- [REQUIREMENT]
Copy each line from the entries that the word "Plan" appears in.

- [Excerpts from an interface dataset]
━━━━━━━━━━━━━━━━━━━━━━━━━━━━━━

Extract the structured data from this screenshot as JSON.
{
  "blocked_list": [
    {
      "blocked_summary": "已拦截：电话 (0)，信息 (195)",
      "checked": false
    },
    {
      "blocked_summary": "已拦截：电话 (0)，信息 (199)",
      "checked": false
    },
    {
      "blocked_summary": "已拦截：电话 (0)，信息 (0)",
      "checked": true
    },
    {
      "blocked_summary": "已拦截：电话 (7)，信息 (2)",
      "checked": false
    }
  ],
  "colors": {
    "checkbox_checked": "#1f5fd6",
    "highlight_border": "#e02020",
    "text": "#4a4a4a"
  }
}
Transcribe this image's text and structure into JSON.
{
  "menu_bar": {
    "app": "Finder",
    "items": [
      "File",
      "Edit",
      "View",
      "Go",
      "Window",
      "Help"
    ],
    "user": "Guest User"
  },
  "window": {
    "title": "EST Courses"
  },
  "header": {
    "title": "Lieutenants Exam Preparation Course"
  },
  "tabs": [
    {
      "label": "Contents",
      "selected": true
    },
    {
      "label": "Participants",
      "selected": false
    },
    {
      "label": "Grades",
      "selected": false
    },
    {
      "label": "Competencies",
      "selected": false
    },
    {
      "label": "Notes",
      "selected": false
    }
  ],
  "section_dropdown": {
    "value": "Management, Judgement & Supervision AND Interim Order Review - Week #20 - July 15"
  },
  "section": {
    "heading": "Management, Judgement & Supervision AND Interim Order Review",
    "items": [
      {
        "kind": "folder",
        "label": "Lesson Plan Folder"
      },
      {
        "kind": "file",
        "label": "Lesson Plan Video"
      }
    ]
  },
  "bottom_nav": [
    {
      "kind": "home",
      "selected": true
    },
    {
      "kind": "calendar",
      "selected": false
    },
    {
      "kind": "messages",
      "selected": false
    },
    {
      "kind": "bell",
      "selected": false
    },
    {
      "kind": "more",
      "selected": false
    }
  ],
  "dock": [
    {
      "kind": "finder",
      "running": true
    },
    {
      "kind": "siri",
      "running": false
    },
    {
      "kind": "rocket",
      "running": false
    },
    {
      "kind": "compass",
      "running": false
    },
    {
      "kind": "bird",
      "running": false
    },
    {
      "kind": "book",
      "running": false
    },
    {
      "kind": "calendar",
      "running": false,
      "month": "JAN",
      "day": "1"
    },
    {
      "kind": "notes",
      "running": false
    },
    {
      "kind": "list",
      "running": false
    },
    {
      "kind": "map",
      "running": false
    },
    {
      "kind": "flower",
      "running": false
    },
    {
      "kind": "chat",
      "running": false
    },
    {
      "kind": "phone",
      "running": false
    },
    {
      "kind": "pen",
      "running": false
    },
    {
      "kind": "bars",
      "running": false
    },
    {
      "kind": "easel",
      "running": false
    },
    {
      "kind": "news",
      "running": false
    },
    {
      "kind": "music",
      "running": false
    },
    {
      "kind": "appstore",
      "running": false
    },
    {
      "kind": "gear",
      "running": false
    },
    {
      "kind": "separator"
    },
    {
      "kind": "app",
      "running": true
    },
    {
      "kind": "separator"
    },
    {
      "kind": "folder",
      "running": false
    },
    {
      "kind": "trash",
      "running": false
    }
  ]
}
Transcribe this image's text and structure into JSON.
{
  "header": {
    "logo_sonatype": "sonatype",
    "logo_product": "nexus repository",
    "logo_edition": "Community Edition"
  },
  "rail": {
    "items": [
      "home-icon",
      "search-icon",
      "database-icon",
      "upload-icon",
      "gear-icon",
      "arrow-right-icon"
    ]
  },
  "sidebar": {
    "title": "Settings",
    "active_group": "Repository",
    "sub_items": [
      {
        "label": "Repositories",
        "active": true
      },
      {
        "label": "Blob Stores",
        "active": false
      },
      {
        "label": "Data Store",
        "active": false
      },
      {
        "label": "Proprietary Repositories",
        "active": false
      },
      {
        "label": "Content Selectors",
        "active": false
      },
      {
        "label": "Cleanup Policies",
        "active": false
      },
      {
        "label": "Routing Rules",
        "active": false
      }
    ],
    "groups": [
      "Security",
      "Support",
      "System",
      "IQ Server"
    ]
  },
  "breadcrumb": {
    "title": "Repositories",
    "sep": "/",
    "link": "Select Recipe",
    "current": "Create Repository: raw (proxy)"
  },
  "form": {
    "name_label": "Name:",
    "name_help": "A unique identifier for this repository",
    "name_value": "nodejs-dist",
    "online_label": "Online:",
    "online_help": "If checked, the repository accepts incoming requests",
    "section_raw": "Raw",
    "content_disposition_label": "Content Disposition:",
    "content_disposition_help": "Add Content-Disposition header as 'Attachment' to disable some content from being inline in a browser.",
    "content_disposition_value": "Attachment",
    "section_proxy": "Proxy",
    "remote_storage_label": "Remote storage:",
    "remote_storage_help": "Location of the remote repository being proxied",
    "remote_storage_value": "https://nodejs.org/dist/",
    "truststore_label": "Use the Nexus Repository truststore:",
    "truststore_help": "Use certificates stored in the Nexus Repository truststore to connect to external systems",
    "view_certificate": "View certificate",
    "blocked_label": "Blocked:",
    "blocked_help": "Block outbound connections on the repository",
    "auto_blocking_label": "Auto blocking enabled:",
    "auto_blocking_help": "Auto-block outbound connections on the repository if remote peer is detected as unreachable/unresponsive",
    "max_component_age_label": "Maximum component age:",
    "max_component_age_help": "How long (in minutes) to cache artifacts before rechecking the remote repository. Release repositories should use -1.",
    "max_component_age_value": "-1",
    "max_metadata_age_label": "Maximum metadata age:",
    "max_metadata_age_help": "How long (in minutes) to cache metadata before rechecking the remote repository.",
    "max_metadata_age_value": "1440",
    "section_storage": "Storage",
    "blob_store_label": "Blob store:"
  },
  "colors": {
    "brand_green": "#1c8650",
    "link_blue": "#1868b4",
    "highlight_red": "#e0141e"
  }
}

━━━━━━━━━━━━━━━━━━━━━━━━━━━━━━

- [RESPONSE BELOW]
        "label": "Lesson Plan Folder"
        "label": "Lesson Plan Video"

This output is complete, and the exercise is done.